Editorial & Writing


“I’ve been in the biz a long time, but am still amazed when an editor can surface all of this—things which I see now, but didn’t before.”

—Kate Rogers, Editor-in-Chief, The Mountaineers Books

Editorial Services

Editorial services remain the heart of our indie publishing packages, both for individuals and corporations, and differentiate our level of service in publishing partnerships. Whether you need an editorial expert in finance, cookbooks, or self-help, we have your perfect match. Our editors work closely with authors and clients to take their work to the next level.
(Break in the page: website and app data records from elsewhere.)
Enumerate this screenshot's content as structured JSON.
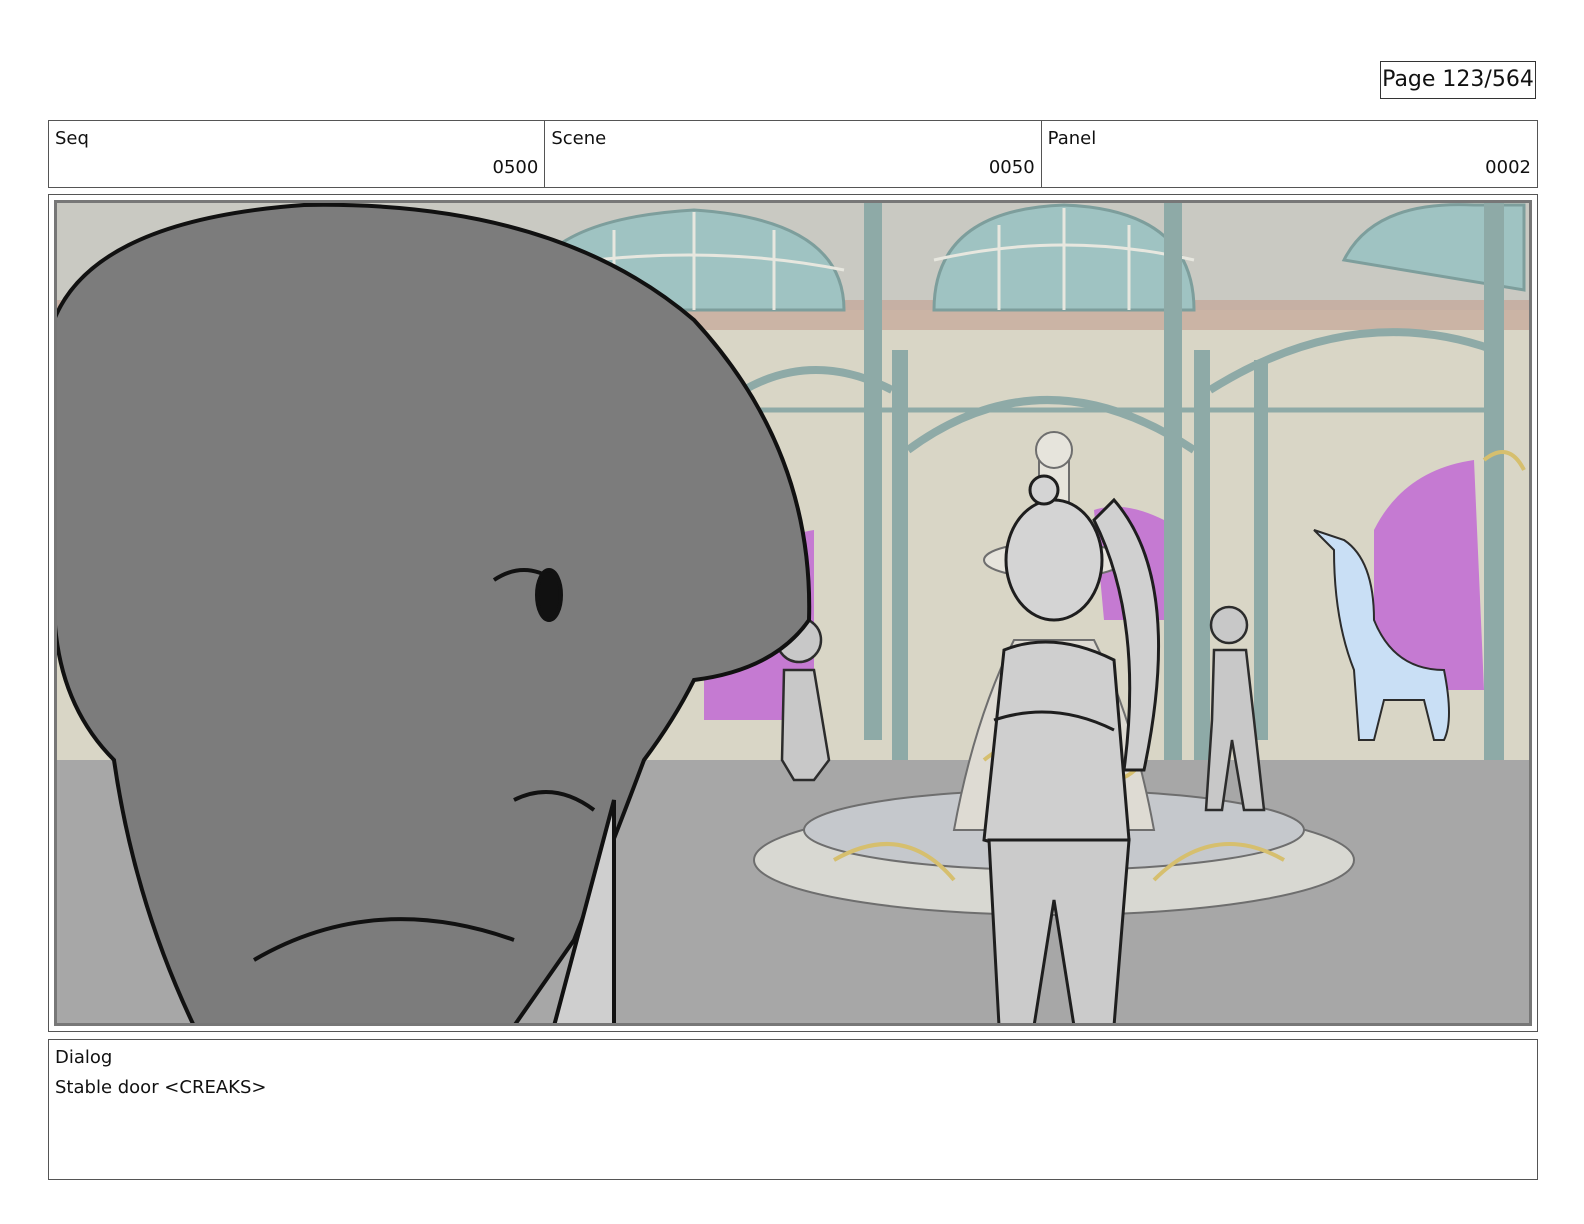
{
  "page": {
    "label": "Page 123/564"
  },
  "header": {
    "seq": {
      "label": "Seq",
      "value": "0500"
    },
    "scene": {
      "label": "Scene",
      "value": "0050"
    },
    "panel": {
      "label": "Panel",
      "value": "0002"
    }
  },
  "frame": {
    "description_icons": [
      "rotunda-background",
      "foreground-character-head",
      "ponytail-girl",
      "pigtail-girl",
      "standing-girl",
      "fountain",
      "ghost-unicorn"
    ],
    "colors": {
      "wall": "#d9d6c6",
      "window_glass": "#9fc3c2",
      "arch_trim": "#c4a597",
      "pillar": "#8eaaa7",
      "magenta_door": "#c57ad2",
      "floor": "#a7a7a7",
      "head_fill": "#7c7c7c",
      "unicorn": "#c9dff5"
    }
  },
  "dialog": {
    "label": "Dialog",
    "text": "Stable door <CREAKS>"
  }
}
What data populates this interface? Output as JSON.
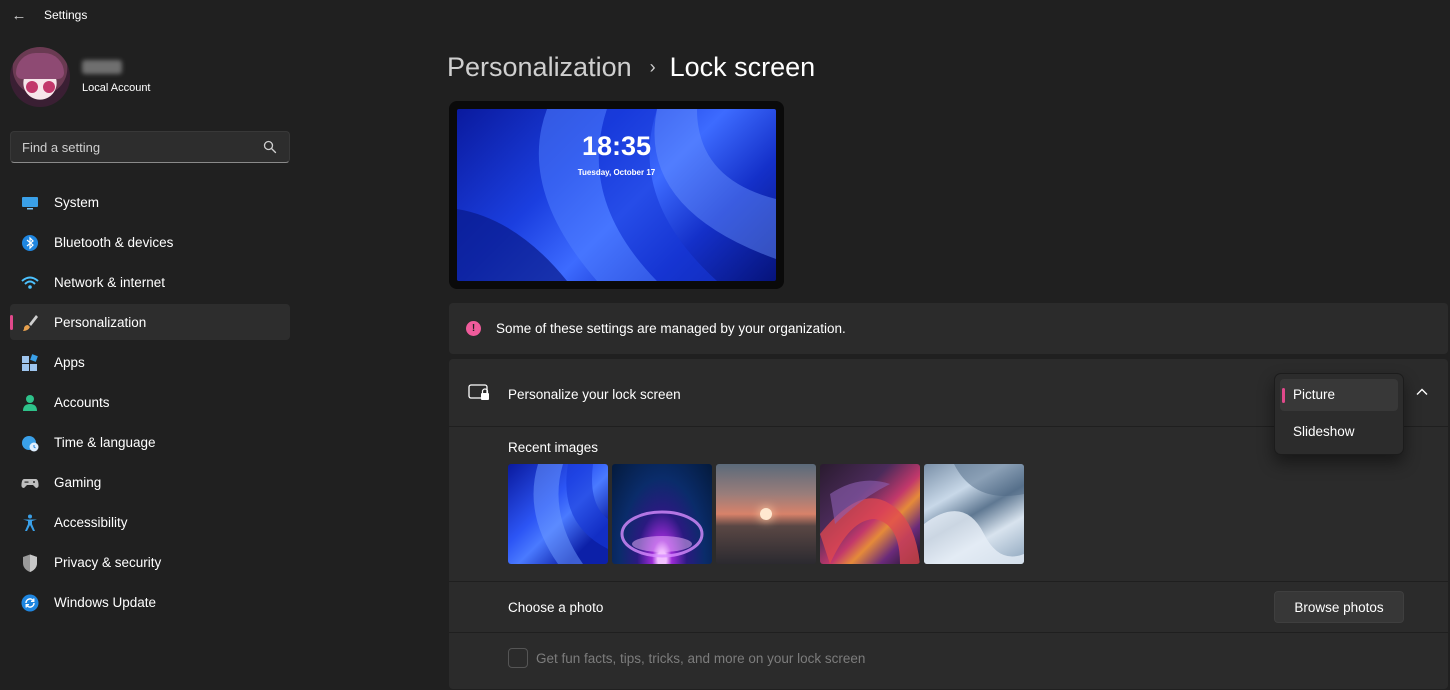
{
  "window": {
    "title": "Settings",
    "back_glyph": "←"
  },
  "profile": {
    "account_type": "Local Account"
  },
  "search": {
    "placeholder": "Find a setting"
  },
  "sidebar": {
    "items": [
      {
        "label": "System",
        "icon": "system-icon",
        "color": "#3aa0e8"
      },
      {
        "label": "Bluetooth & devices",
        "icon": "bluetooth-icon",
        "color": "#1f86e0"
      },
      {
        "label": "Network & internet",
        "icon": "wifi-icon",
        "color": "#4cc2ff"
      },
      {
        "label": "Personalization",
        "icon": "brush-icon",
        "color": "#e7a04e",
        "active": true
      },
      {
        "label": "Apps",
        "icon": "apps-icon",
        "color": "#9ec5ee"
      },
      {
        "label": "Accounts",
        "icon": "accounts-icon",
        "color": "#2ec28a"
      },
      {
        "label": "Time & language",
        "icon": "globe-clock-icon",
        "color": "#3aa0e8"
      },
      {
        "label": "Gaming",
        "icon": "gamepad-icon",
        "color": "#bfbfbf"
      },
      {
        "label": "Accessibility",
        "icon": "accessibility-icon",
        "color": "#3aa0e8"
      },
      {
        "label": "Privacy & security",
        "icon": "shield-icon",
        "color": "#9a9a9a"
      },
      {
        "label": "Windows Update",
        "icon": "update-icon",
        "color": "#1f86e0"
      }
    ]
  },
  "breadcrumb": {
    "parent": "Personalization",
    "separator": "›",
    "current": "Lock screen"
  },
  "preview": {
    "time": "18:35",
    "date": "Tuesday, October 17"
  },
  "info_bar": {
    "icon_glyph": "!",
    "text": "Some of these settings are managed by your organization."
  },
  "lock_screen": {
    "title": "Personalize your lock screen",
    "recent_images_label": "Recent images",
    "choose_photo_label": "Choose a photo",
    "browse_button": "Browse photos",
    "fun_facts_label": "Get fun facts, tips, tricks, and more on your lock screen",
    "fun_facts_checked": false
  },
  "dropdown": {
    "options": [
      "Picture",
      "Slideshow"
    ],
    "selected": "Picture"
  },
  "colors": {
    "accent": "#e1498b",
    "info": "#ef5b9b",
    "background": "#202020",
    "card": "#2b2b2b"
  }
}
That all begins with the first phase of editorial services, where logic, structure, transitions, and syntax are addressed in the manner that's right for you.

 

Service

Level One

Level Two

Level Three

Comprehensive multipage editorial letter covering a range of structural issues (also called a manuscript assessment or critique)
Marked-up manuscript that provides specific suggestions for how to implement proposed revisions
Detailed line edit in Microsoft Word that addresses language, word choice, sentence structure, flow, and repetition
 

Ghostwriting

From business experts to executives to attorneys, many would-be indie authors have the right material for a book but don’t have the know-how or, frankly, the time to execute. We do. Let us connect you with an experienced ghost to tell your story in a way that captures your personality, amplifies your message, and attracts your audience. We will then take that manuscript and produce the perfect finished book.

Select Titles:

Girls, I still have questions:

How long does developmental editing take?

For an average manuscript, one editorial pass takes a month to six weeks.

Does the developmental edit include copyediting?

Dev editing is not the same as copyediting and is not a substitute for that next valuable step. Copyeditors work to enforce style choices, correct grammar and spelling, and engage in fact-checking. Our editorial process is comprised of a minimum of three distinct steps: developmental editing, copyediting, and proofreading.

What if I don't think I need a developmental edit?

While some people feel they can skip this initial and vital step before publishing their work, we have yet to serve a client who was not grateful they didn't cut corners. Not only does dev editing help shape the narrative form of your book, tailoring it to your audience, it's also the time to make line-level adjustments for voice and clarity. Going straight to copyedit (or, gasp, proof!) is like painting a cracked or crumbling wall.

Where can I find more information?

Get in touch with Christina Henry de Tessan.